According to OriginalMMC, Dodd and Carrell struggled financially in the years before his “Mouse Club” days. Dodd was hospitalized with a “grave illness” in 1951 and took months to recover. Nevertheless, they cracked the TV scene with small roles in 1952, the year both became born-again Christians.
Dodd and Carrell co-wrote many songs for the “Mickey Mouse Club,” but her only big onscreen scene was in a production called “Cooking with Minnie Mouse.” “Do What the Good Book Says” is considered their signature song.
Jimmie Dodd left his imprint on many things besides the songs he composed for the young Mouseketeers. The uplifting remarks — spiritual but non-denominational life lessons — that he made at the end of each show became known as Doddisms. One of his regular singing segments was called “Proverbs, Proverbs, They’re so True.” He played them on his “Mousegetar” while wearing Mouske-ears.
Despite his movie, radio, recording and touring career, Dodd will be remembered as the smiling, cheery, always congenial host of the “Mickey Mouse Club.”
“It was Mickey’s club and Walt’s studio, but it was Jimmie’s show,” reads an OriginalMMC website article titled “The Leader of the Club.” “He was the indispensable cast member who tied everything together, day to day, season to season.”
After Dodd’s death
The producers of “Jimmie Dodd’s Aloha Time” asked Carrell to keep his demise secret for a month so they could finish the show. It never aired. Carrell returned to Los Angeles, married an accountant four years later and left show business for good. She died in 1992 at age 82.
Dodd is buried at Forest Lawn Memorial Park in Los Angeles; Carrell is buried beside him. Her marker quotes Proverbs 31:11: “The heart of her husband doth safely trust her.”

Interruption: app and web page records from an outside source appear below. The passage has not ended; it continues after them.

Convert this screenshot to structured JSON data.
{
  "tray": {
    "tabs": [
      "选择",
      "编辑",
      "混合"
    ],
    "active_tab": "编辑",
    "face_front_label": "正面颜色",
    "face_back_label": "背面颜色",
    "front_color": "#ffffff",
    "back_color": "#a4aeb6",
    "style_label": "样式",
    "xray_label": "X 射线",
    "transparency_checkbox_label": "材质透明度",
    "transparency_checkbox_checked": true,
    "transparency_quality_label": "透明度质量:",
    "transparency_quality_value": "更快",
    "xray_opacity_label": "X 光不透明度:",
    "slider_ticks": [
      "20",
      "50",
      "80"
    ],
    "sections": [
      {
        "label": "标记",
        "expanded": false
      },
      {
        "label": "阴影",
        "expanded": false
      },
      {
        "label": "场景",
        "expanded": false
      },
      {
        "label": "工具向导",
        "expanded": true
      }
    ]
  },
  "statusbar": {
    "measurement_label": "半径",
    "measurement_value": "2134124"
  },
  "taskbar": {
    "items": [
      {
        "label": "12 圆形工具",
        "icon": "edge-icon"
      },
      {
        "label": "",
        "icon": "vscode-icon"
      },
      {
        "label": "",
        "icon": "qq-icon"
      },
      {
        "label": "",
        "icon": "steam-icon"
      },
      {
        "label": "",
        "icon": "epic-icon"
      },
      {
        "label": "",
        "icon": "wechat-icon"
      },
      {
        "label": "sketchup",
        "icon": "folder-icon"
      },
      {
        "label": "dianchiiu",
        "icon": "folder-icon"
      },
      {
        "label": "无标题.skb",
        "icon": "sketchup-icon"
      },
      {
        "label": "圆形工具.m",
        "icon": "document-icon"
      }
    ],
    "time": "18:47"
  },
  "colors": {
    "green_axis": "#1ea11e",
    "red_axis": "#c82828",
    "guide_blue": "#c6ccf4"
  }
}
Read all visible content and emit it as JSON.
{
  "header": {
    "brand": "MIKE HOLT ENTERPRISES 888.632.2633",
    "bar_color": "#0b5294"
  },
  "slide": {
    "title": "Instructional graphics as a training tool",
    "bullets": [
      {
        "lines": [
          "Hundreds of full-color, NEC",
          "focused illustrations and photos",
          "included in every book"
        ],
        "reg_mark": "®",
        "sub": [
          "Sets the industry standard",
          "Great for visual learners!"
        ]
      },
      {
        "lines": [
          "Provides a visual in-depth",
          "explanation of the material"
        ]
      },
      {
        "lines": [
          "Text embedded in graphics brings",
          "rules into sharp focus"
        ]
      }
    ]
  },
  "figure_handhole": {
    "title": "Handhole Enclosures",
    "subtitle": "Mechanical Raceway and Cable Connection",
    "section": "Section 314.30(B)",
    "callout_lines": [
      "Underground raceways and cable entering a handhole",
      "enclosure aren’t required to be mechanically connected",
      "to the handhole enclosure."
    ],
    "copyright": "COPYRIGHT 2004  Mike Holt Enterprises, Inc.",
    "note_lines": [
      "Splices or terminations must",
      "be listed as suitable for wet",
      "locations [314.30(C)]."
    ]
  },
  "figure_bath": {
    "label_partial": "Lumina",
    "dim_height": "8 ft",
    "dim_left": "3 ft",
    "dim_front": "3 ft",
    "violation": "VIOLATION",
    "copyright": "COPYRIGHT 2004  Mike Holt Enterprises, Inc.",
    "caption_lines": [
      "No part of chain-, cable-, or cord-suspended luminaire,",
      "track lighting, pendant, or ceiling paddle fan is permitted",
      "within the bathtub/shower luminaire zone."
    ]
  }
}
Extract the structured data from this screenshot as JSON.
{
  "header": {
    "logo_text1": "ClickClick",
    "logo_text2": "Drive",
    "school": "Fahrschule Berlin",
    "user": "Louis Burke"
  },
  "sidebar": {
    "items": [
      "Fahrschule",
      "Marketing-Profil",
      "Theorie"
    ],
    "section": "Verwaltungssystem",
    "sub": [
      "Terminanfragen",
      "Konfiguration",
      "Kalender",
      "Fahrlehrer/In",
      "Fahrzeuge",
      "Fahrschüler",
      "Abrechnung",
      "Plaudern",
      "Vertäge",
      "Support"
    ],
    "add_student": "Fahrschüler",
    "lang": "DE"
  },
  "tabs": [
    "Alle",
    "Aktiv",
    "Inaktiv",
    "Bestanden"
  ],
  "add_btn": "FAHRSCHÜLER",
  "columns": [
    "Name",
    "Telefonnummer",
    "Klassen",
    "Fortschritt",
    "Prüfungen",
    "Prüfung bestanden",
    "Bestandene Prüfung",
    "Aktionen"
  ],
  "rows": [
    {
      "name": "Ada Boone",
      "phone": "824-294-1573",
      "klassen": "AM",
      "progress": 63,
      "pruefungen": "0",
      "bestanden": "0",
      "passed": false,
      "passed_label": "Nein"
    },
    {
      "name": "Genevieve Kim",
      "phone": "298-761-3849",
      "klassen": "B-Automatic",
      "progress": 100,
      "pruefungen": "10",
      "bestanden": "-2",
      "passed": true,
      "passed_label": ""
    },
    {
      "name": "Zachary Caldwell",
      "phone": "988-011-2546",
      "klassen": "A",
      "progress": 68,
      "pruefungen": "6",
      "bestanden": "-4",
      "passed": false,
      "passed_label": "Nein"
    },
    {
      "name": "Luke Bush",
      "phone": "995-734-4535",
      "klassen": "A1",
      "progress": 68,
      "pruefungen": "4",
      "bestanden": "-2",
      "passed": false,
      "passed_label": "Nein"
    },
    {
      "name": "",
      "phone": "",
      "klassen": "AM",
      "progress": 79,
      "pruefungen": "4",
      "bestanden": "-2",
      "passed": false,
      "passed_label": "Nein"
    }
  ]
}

Jennifer Armstrong’s 2010 book “Why? Because We Still Like You: An Oral History of the ‘Mickey Mouse Club’” chronicles behind-the-scenes activities of the Mouseketeers and the man who wrote the “Mickey Mouse Club March,” Jimmie Dodd. In her closing remarks, Armstrong wrote:
“There could have been no surer way to mark the official ending of the ‘Mickey Mouse Club’ era than the death of the Mousketeers’ folksy, Christian hero, Jimmie Dodd. As (former Mousketeer and future ‘My Three Sons’ star Don Grady) says, ‘We represented wholesomeness. Those were the times. We represented the ’50s, the wholesomeness we thought most kids were aspiring to.’ ”
Surely, Grady included Jimmie Dodd in that “we.”